*Extracted entries*
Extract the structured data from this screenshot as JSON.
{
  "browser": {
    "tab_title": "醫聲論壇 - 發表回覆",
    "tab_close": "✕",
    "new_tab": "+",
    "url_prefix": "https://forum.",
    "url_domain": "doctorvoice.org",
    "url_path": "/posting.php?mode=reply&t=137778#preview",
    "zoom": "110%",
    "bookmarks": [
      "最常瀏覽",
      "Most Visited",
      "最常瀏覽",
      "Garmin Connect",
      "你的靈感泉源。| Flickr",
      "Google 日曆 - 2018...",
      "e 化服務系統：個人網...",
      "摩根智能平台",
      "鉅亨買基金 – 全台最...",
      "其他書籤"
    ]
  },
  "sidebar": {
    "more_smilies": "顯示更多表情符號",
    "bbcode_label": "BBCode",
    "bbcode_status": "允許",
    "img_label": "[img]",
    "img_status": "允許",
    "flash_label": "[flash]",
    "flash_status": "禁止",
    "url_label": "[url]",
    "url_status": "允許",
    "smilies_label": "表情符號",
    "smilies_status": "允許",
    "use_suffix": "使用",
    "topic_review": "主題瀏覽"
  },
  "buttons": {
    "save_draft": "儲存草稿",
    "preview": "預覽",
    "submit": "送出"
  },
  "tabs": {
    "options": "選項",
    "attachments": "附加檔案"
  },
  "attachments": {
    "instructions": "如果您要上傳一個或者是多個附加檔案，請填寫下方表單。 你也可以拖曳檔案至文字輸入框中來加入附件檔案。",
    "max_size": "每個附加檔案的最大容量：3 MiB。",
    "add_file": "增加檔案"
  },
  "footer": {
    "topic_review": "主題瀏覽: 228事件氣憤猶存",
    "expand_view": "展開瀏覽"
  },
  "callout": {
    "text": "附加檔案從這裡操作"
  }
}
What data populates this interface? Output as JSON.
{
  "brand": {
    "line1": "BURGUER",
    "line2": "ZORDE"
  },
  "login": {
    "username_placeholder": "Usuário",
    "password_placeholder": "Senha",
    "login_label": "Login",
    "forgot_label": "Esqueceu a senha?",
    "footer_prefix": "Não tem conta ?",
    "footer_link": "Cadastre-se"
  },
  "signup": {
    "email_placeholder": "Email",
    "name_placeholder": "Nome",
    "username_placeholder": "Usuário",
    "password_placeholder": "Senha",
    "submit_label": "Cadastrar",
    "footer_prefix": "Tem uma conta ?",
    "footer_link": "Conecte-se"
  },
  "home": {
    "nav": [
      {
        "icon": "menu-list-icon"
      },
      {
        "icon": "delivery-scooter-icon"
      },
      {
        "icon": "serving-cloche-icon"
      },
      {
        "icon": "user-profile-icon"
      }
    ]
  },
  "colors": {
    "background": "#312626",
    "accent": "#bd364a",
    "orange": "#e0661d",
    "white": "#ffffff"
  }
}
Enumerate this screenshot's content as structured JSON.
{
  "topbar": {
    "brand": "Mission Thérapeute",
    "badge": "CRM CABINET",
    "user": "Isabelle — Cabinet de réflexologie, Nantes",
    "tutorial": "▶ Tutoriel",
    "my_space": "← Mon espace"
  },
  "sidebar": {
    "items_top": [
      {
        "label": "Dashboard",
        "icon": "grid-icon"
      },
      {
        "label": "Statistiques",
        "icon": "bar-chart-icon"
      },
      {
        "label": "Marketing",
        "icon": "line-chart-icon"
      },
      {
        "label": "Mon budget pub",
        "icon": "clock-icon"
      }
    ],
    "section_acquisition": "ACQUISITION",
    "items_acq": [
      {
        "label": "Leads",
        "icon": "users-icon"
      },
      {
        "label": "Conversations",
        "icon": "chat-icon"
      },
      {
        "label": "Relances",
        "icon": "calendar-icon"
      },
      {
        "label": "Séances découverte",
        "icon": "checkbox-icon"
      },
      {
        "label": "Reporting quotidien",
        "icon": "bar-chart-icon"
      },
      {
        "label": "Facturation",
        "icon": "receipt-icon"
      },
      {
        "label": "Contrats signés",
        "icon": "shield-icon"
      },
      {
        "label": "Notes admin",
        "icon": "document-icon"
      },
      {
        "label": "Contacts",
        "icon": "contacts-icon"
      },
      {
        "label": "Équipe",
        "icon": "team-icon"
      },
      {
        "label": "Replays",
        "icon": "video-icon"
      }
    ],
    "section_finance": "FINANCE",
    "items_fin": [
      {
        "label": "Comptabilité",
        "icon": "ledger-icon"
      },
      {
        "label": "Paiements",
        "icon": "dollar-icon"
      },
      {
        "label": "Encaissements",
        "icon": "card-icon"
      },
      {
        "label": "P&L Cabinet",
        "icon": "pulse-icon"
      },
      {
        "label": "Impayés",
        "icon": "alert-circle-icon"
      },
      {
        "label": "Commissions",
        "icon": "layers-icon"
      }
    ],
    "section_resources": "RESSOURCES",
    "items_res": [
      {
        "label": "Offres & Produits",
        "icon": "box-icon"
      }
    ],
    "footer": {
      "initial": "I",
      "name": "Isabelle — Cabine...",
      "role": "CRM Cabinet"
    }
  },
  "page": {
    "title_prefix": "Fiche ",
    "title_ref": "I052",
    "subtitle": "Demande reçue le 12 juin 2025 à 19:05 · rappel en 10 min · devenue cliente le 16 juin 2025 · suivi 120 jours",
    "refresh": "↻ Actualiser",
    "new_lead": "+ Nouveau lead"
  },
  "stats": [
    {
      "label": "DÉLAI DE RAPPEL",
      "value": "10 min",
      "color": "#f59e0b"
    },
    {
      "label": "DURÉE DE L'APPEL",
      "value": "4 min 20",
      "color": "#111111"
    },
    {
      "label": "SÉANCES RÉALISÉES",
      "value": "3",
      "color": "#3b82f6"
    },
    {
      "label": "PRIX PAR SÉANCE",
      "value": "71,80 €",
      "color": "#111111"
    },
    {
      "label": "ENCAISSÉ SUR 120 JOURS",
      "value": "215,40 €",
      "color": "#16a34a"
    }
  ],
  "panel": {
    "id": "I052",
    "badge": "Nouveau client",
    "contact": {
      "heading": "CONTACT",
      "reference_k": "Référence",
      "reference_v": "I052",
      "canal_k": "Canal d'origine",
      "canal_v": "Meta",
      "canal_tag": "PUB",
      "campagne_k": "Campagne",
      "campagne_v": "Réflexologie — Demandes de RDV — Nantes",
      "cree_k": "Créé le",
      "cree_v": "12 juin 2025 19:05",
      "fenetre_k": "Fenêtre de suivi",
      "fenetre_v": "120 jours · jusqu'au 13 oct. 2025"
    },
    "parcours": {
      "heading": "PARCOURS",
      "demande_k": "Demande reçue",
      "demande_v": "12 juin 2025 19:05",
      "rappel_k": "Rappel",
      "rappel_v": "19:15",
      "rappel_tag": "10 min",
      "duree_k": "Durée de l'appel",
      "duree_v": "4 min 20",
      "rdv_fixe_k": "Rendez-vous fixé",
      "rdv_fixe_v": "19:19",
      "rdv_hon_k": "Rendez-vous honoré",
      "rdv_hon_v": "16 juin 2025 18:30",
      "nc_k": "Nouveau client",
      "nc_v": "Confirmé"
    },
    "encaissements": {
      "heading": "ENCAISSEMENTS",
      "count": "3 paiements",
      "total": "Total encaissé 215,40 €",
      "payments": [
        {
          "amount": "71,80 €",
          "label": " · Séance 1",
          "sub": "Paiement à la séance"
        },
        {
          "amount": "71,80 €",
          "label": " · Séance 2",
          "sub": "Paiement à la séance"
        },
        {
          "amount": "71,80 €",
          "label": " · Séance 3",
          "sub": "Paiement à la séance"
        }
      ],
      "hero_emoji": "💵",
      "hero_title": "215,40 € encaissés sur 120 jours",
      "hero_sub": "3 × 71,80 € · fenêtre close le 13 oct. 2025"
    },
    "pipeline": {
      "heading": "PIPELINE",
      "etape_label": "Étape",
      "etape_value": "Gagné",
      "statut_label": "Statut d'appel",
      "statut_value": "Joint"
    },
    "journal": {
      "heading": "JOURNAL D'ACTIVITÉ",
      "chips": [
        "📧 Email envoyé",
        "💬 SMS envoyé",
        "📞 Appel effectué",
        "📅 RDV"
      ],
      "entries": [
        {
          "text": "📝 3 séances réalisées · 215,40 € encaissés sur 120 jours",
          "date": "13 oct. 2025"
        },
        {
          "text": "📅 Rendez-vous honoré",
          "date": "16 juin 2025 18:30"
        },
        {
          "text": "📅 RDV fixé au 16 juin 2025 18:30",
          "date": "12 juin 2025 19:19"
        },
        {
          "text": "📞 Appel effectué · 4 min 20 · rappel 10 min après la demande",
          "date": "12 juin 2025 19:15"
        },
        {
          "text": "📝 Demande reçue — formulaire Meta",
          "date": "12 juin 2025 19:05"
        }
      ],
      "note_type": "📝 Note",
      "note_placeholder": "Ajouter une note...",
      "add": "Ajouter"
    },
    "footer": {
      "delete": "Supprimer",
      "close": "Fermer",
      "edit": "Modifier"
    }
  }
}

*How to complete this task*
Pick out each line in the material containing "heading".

*Response to the exercise*
      "heading": "CONTACT",
      "heading": "PARCOURS",
      "heading": "ENCAISSEMENTS",
      "heading": "PIPELINE",
      "heading": "JOURNAL D'ACTIVITÉ",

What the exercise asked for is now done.